| Data provided |
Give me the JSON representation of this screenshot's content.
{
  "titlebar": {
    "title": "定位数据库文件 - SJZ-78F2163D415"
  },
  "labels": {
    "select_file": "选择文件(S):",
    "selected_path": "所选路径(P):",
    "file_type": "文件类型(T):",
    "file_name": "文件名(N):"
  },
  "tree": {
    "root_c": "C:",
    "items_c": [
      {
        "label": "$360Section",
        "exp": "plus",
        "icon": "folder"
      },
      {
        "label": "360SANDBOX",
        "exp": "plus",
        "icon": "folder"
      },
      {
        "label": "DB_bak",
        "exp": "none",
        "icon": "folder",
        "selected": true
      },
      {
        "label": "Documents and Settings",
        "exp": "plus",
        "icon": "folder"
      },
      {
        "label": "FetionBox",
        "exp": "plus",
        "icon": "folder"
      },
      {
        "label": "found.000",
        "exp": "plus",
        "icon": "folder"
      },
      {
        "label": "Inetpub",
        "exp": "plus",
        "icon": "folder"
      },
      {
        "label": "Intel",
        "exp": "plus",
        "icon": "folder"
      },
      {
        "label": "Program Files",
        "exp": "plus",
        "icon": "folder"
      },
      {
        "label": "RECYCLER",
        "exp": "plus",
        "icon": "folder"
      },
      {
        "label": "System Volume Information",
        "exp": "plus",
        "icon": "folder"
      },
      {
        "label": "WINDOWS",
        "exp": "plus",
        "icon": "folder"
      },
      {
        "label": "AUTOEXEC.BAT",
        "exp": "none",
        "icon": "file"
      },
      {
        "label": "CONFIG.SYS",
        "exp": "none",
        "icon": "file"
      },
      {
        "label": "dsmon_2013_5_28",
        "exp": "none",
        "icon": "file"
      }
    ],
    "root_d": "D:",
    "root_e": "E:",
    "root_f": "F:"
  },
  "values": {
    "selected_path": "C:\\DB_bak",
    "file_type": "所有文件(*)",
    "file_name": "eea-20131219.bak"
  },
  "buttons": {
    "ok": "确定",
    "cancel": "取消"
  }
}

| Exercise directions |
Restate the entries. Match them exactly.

| Answer below |
Give me the JSON representation of this screenshot's content.
{
  "titlebar": {
    "title": "定位数据库文件 - SJZ-78F2163D415"
  },
  "labels": {
    "select_file": "选择文件(S):",
    "selected_path": "所选路径(P):",
    "file_type": "文件类型(T):",
    "file_name": "文件名(N):"
  },
  "tree": {
    "root_c": "C:",
    "items_c": [
      {
        "label": "$360Section",
        "exp": "plus",
        "icon": "folder"
      },
      {
        "label": "360SANDBOX",
        "exp": "plus",
        "icon": "folder"
      },
      {
        "label": "DB_bak",
        "exp": "none",
        "icon": "folder",
        "selected": true
      },
      {
        "label": "Documents and Settings",
        "exp": "plus",
        "icon": "folder"
      },
      {
        "label": "FetionBox",
        "exp": "plus",
        "icon": "folder"
      },
      {
        "label": "found.000",
        "exp": "plus",
        "icon": "folder"
      },
      {
        "label": "Inetpub",
        "exp": "plus",
        "icon": "folder"
      },
      {
        "label": "Intel",
        "exp": "plus",
        "icon": "folder"
      },
      {
        "label": "Program Files",
        "exp": "plus",
        "icon": "folder"
      },
      {
        "label": "RECYCLER",
        "exp": "plus",
        "icon": "folder"
      },
      {
        "label": "System Volume Information",
        "exp": "plus",
        "icon": "folder"
      },
      {
        "label": "WINDOWS",
        "exp": "plus",
        "icon": "folder"
      },
      {
        "label": "AUTOEXEC.BAT",
        "exp": "none",
        "icon": "file"
      },
      {
        "label": "CONFIG.SYS",
        "exp": "none",
        "icon": "file"
      },
      {
        "label": "dsmon_2013_5_28",
        "exp": "none",
        "icon": "file"
      }
    ],
    "root_d": "D:",
    "root_e": "E:",
    "root_f": "F:"
  },
  "values": {
    "selected_path": "C:\\DB_bak",
    "file_type": "所有文件(*)",
    "file_name": "eea-20131219.bak"
  },
  "buttons": {
    "ok": "确定",
    "cancel": "取消"
  }
}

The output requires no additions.